I don't pretend to do what a chef does, but I hope my cooking expresses my love of cultures everywhere, my respect for ingredients both high and humble, and understanding the beauty of letting a few good ingredients shine.
Moroccan preserved lemons aren't rocket science. But they are kinda mind boggling in a good way. It's not hard to do and it keeps for a long long time. I started a batch in early February and it's tasting awesome. I did use a few whole spices (a cinnamon stick, coriander seeds, a few cloves, and a bay leaf) with my salt.
Grilled Chicken Under a Brick (a la Sunday Night After a Day of Spring Yard Work)
by Woo Brower
4 Tablespoons extra virgin olive oil
1 large clove of garlic, minced
1 whole preserved lemon (quickly rinse it, discard seeds, mince the lemon rind, and chop the pulp)
5 sprigs lemon thyme or regular thyme, chopped
1 sprig oregano, leaves only, chopped
1 Tablespoon chopped flat-leaf Italian parsley
(there should be a generous 2 Tablespoons chopped herbs--use your favorite combination of fresh herbs)
pinch of fresh ground black pepper
pinch of crushed red pepper flakes
1/3 cup fruity white wine (I had Pinot Gris on hand)
Whole Chicken, about 4 pounds.
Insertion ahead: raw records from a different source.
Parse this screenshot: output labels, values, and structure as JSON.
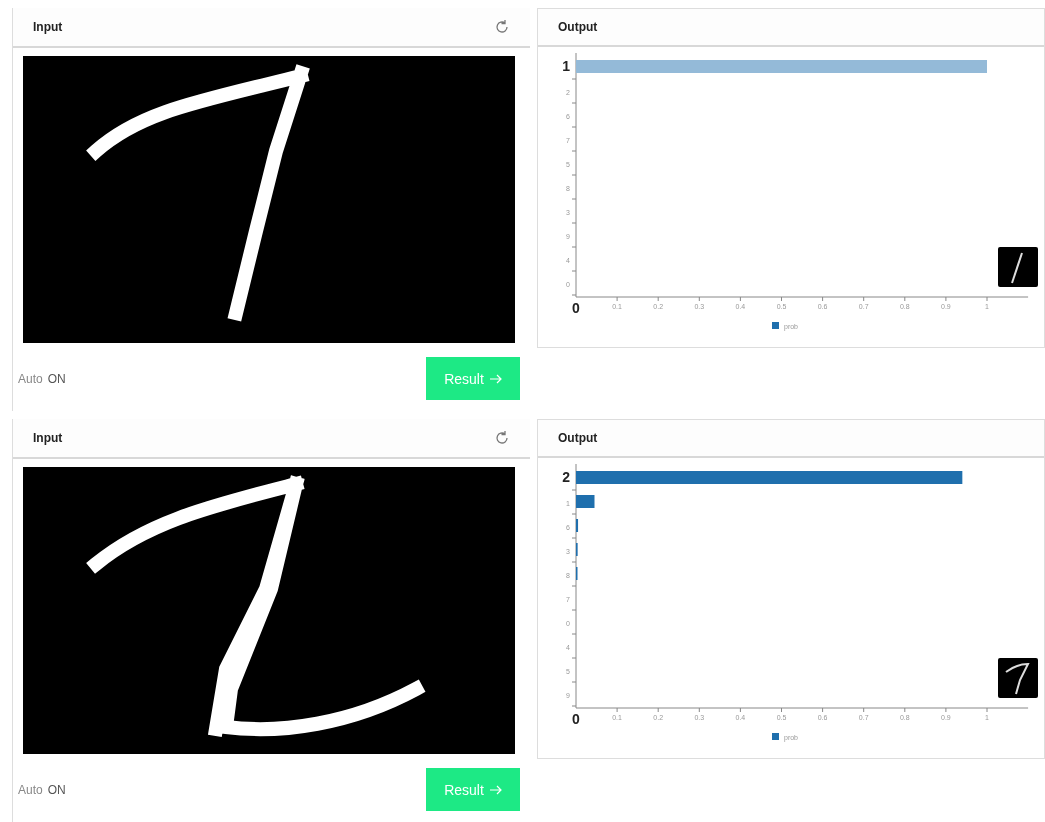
{
  "panels": [
    {
      "input": {
        "title": "Input"
      },
      "output": {
        "title": "Output",
        "chart_data": {
          "type": "bar",
          "orientation": "horizontal",
          "categories": [
            "1",
            "2",
            "6",
            "7",
            "5",
            "8",
            "3",
            "9",
            "4",
            "0"
          ],
          "series": [
            {
              "name": "prob",
              "color": "#94bad8",
              "values": [
                1,
                0,
                0,
                0,
                0,
                0,
                0,
                0,
                0,
                0
              ]
            }
          ],
          "xlim": [
            0,
            1.1
          ],
          "xticks": [
            0.1,
            0.2,
            0.3,
            0.4,
            0.5,
            0.6,
            0.7,
            0.8,
            0.9,
            1
          ]
        },
        "origin_label": "0"
      },
      "auto": {
        "label": "Auto",
        "state": "ON"
      },
      "result_button": "Result"
    },
    {
      "input": {
        "title": "Input"
      },
      "output": {
        "title": "Output",
        "chart_data": {
          "type": "bar",
          "orientation": "horizontal",
          "categories": [
            "2",
            "1",
            "6",
            "3",
            "8",
            "7",
            "0",
            "4",
            "5",
            "9"
          ],
          "series": [
            {
              "name": "prob",
              "color": "#1f6fad",
              "values": [
                0.94,
                0.045,
                0.005,
                0.004,
                0.001,
                0,
                0,
                0,
                0,
                0
              ]
            }
          ],
          "xlim": [
            0,
            1.1
          ],
          "xticks": [
            0.1,
            0.2,
            0.3,
            0.4,
            0.5,
            0.6,
            0.7,
            0.8,
            0.9,
            1
          ]
        },
        "origin_label": "0"
      },
      "auto": {
        "label": "Auto",
        "state": "ON"
      },
      "result_button": "Result"
    }
  ]
}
Cut out the back, lay flat, and spread open, pressing down on the breast bone with the heel of your hand.
Two bricks, wrap each, separately, in a double layer of heavy duty foil.
Combine everything except the white wine. Even though the preserved lemons are salty, it may not be enough salt to season the entire chicken. Taste the marinade before using and adjust seasoning or compensate with a sprinkle of salt & pepper on the chicken.
Gently separate the skin from the breasts, thighs, and legs so you can rub the seasoning under the skin. Be careful not to tear the skin. Work about 2 tablespoons of the oil mixture under the skin on the breast, about a tablespoon on each thigh/leg section, then rub the entire chicken with the rest of the oil mixture. Place in a pan large enough to hold the chicken flat, pour the wine over. Cover and refrigerate overnight, turn occasionally.
To grill the chicken, place skin side down on a preheated (medium heat) grill. Place the two foil wrapped bricks on top of the chicken. Cover the grill. Open some wine, pour yourself a glass. Cook for 15 minutes, watch that it's not flaring too much. Flip with tongs or spatula, replace the bricks, and cook an additional 15-20 minutes. The length of time will vary depending on your grill, the size of the chicken, ambient temperature, the moon, how hungry you are, etc... Check the meaty portion of a thigh with an instant read thermometer to be sure it's done. Remove from the heat and allow to rest for 10 minutes.